“Through this whole experience I’ve had a sense of peace that I have a real fanbase that’s gonna stick with me,” he says. “I’m very in touch with my audience and they’re in touch with me. I know how they’re gonna feel about this project.
“What I’m doing now has deep roots that are not going to break off,” Moore continues. “There’s never been any gimmicks. I’ll get to where I want to go.” He pauses and lets out a knowing chuckle, “That’s because I’m going to do it the way I want.”
A native of Warner Robins, Georgia, Mercury Nashville’s Travis Denning vividly remembers the moment he realized he wanted to pursue music for a living. He was seven years old sitting in his Dad’s truck and heard AC/DC for the first time. From then on, he was hooked and devoured all types of music from country, pop, rock and heavy metal. Travis started playing local bars at the age of 16 and built a solid following from his distinctive songs and raucous guitar licks. He moved to Nashville in 2014 and within a year signed a publishing deal with Jeremy Stover’s RED Creative Group.
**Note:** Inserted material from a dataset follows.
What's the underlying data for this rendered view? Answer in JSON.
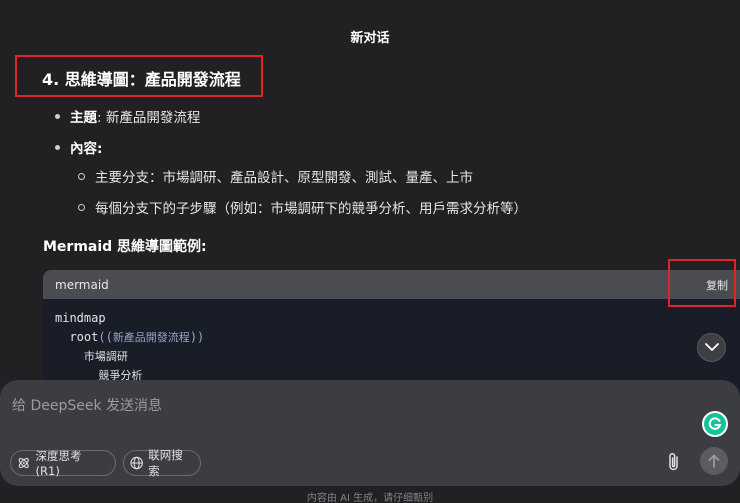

After securing outside cuts by Jason Aldean, Justin Moore, Michael Ray and Chase Rice he caught the attention of Universal Music Group where he eventually signed a record deal in 2017. Travis just released his new single “After A Few” which he co-wrote with Kelly Archer and Justin Weaver following his Top 40 debut single “David Ashley Parker From Powder Springs”. Travis was recently selected as a CMA KixStart Artist Scholarship as well as Opry NextStage recipient and will receive unique opportunities to participate in events as well as connect with industry professionals. The singer/songwriter has previously opened shows for Cole Swindell, Alan Jackson, Chase Rice, LANCO as well as Justin Moore and just launched his first headlining “Heartbeat Of A Small Town” Tour. When Travis is not touring, he is in the studio working on his debut album.
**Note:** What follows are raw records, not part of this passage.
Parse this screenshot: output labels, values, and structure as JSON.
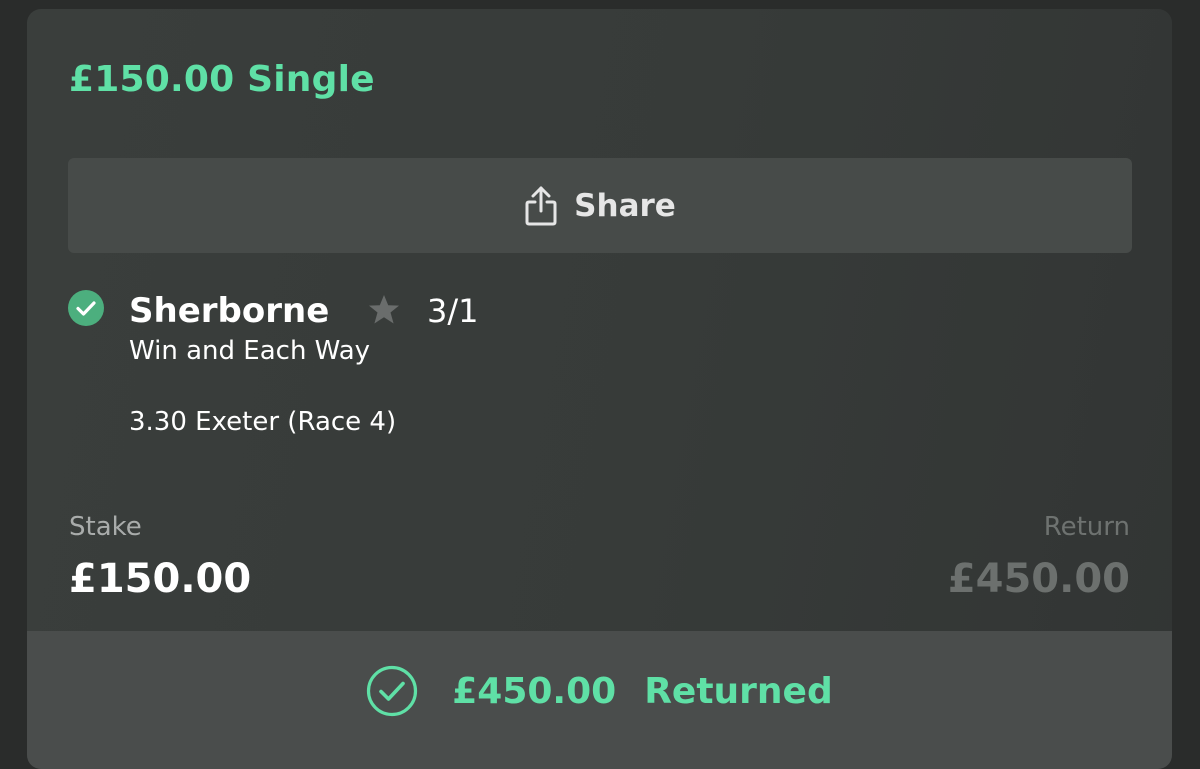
{
  "bet": {
    "title": "£150.00 Single",
    "share_label": "Share",
    "selection": {
      "name": "Sherborne",
      "odds": "3/1",
      "market": "Win and Each Way",
      "event": "3.30 Exeter (Race 4)",
      "status_icon": "check-circle-icon",
      "favourite_icon": "star-icon"
    },
    "stake_label": "Stake",
    "stake_value": "£150.00",
    "return_label": "Return",
    "return_value": "£450.00",
    "returned": {
      "amount": "£450.00",
      "label": "Returned",
      "icon": "check-circle-outline-icon"
    }
  },
  "colors": {
    "accent": "#5fe0a6",
    "card_bg": "#393c3b",
    "share_bg": "#474b49",
    "returned_bar_bg": "#4a4d4c",
    "win_check": "#4caf7e"
  }
}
Adopted at three weeks old and victim to a freak heart attack at 19, surmounting ridiculous odds has always been ERNEST’s gift. He learned banjo and guitar before he was a teen but quickly developed a passion for Hip-Hop and R&B as well, citing Eminem, Ludacris, and George Strait as some of his earliest influences. Discovering an equally powerful love of songwriting, ERNEST began working alongside Nashville songwriting royalty like the Warren Brothers and soon earned cuts from Florida Georgia Line (“Dig Your Roots”), Chris Lane (“Big, Big Plans”), LOCASH, Jake Owen, Mason Ramsey, Morgan Wallen and more. Now set to begin his career as an artist, ERNEST will be unlike anything currently afloat in Music City. Hitting the road this fall after spending endless amounts of time in the studio, the Tropical Cowboy showcases his distinct sound on his Big Loud Records debut project, Locals Only, out now.